Such discoveries and fortuitous meetings have only strengthened Woodruff’s resolve to learn more about the Boer history in this country and led him to make more visits, like his most recent in August this year.
What has now grown into a seemingly unending quest, curiously enough, all began back home in England with a walking stick, Woodruff says. A walking stick with the handle delicately wrought in the shape of a duck’s head which came into his hands in 2006. It bore the inscription – “Made by a prisoner of the Boer War, St. Helena, 1900”.
Woodruff had over the years been picking up walking sticks, and had in his collection one dating from 1682 and even one belonging to King George V. But this was different. He could recognise a work of art, for that it was.

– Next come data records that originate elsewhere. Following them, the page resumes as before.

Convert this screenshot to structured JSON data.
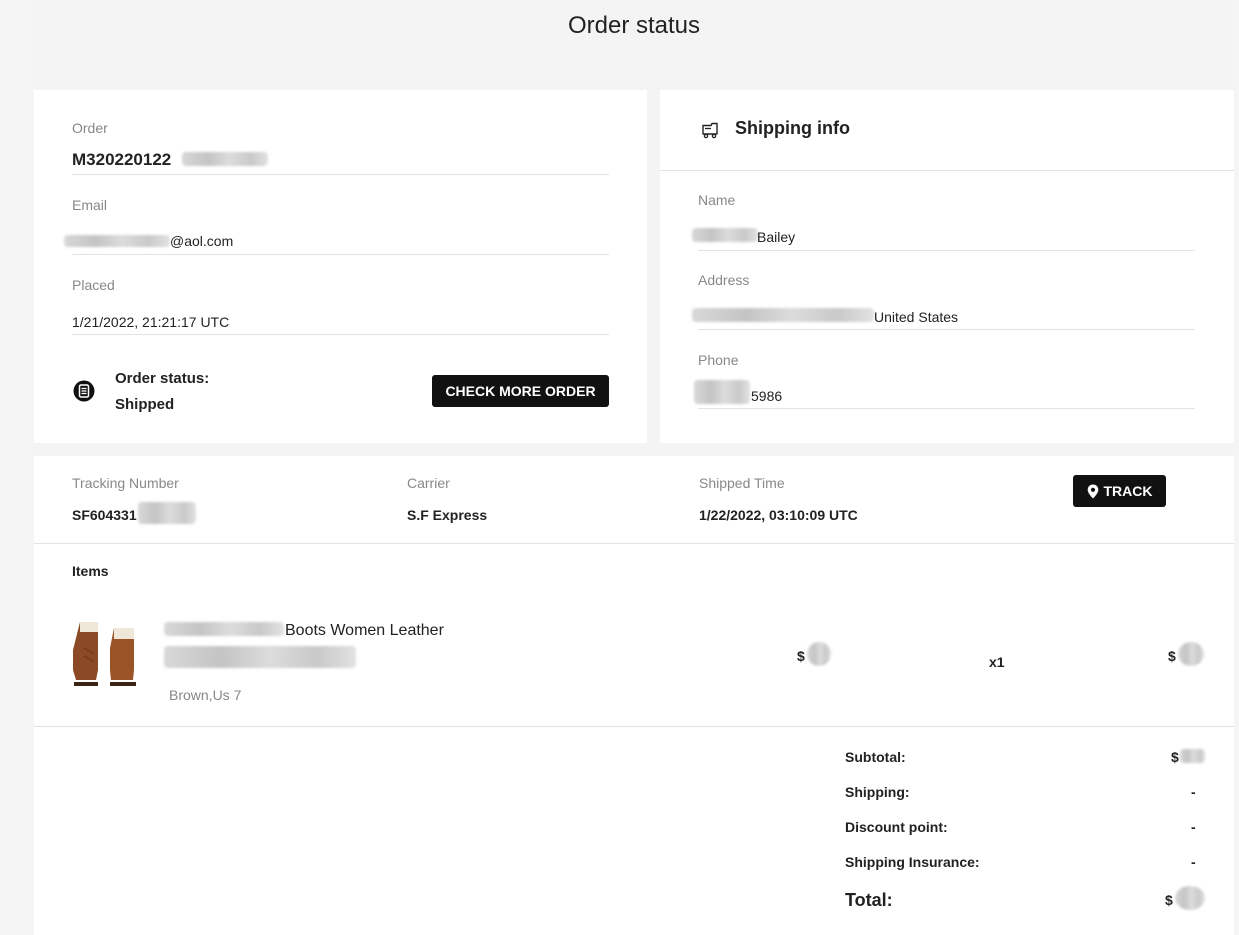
{
  "page": {
    "title": "Order status"
  },
  "order": {
    "order_label": "Order",
    "order_number": "M320220122",
    "email_label": "Email",
    "email": "@aol.com",
    "placed_label": "Placed",
    "placed": "1/21/2022, 21:21:17 UTC",
    "status_label": "Order status:",
    "status_value": "Shipped",
    "check_more_button": "CHECK MORE ORDER"
  },
  "shipping_info": {
    "header": "Shipping info",
    "name_label": "Name",
    "name": "Bailey",
    "address_label": "Address",
    "address": "United States",
    "phone_label": "Phone",
    "phone": "5986"
  },
  "tracking": {
    "tracking_number_label": "Tracking Number",
    "tracking_number": "SF604331",
    "carrier_label": "Carrier",
    "carrier": "S.F Express",
    "shipped_time_label": "Shipped Time",
    "shipped_time": "1/22/2022, 03:10:09 UTC",
    "track_button": "TRACK"
  },
  "items": {
    "header": "Items",
    "list": [
      {
        "title": "Boots Women Leather",
        "variant": "Brown,Us 7",
        "price": "$",
        "quantity": "x1",
        "total": "$"
      }
    ]
  },
  "summary": {
    "subtotal_label": "Subtotal:",
    "subtotal": "$",
    "shipping_label": "Shipping:",
    "shipping": "-",
    "discount_label": "Discount point:",
    "discount": "-",
    "insurance_label": "Shipping Insurance:",
    "insurance": "-",
    "total_label": "Total:",
    "total": "$"
  },
  "colors": {
    "button_bg": "#111111",
    "page_bg": "#f4f4f4",
    "label_gray": "#888888"
  },
  "icons": [
    "order-status-icon",
    "truck-icon",
    "location-pin-icon",
    "boots-product-image"
  ]
}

Two more walking sticks, one from Bermuda and the other from Ceylon both made by Boer POWs then came his way and reading a book about the Boer War collectibles, he realised that it was not just walking sticks, but an array of handicrafts that the prisoners had made in captivity: Furniture, jewellery boxes, pen stands, paper knives, candle stands, serviette rings, even chess boards.
R. L Brohier in his work ‘The Boer POW in Ceylon’ described their work thus: “not having the tools, they devised planes out of table-knives, saws out of barrel-hoops and, with the aid of these and other improvised implements, turned out souvenirs and multitudinous articles of utility, most of them from waste material.”
Not even ten years later, though busy with his regular job in the airline print trade, Woodruff’s deep engagement with Boer POW history has led him not only to Sri Lanka but also St. Helena and Bermuda. The first Boer POW contingent was sent to St. Helena on April 11, 1900, he says, explaining how interestingly, many, incarcerated at the two camps on the island, Broadbottom and Deadwood, were Freemasons. There were also more than a dozen Boer POW camps in India, several in Bermuda, and as we know, in Ceylon.
If Sri Lanka was easy to visit, not so St. Helena. Travel to this rocky island is possible only by ship – the RMS Helena, the Royal Mail delivery boat – a five-day voyage. “You haven’t seen anything for five days, you don’t see a bird, you don’t see a ship, then there’s this big black rock just sticking out of the ocean. The ship has to dock outside because the harbour is shallow and you go in by small boats,” he says. Napoleon Bonaparte’s grave was also on St. Helena, he adds, till it was moved to Paris.
Driven now by a need to tell the stories of the long forgotten POWs and their skilled handicrafts, Woodruff is working on his own book ‘Captivated Carvings – Stories of Boer POWs and their Art’ and will be back here, he says, for there is so much more to uncover.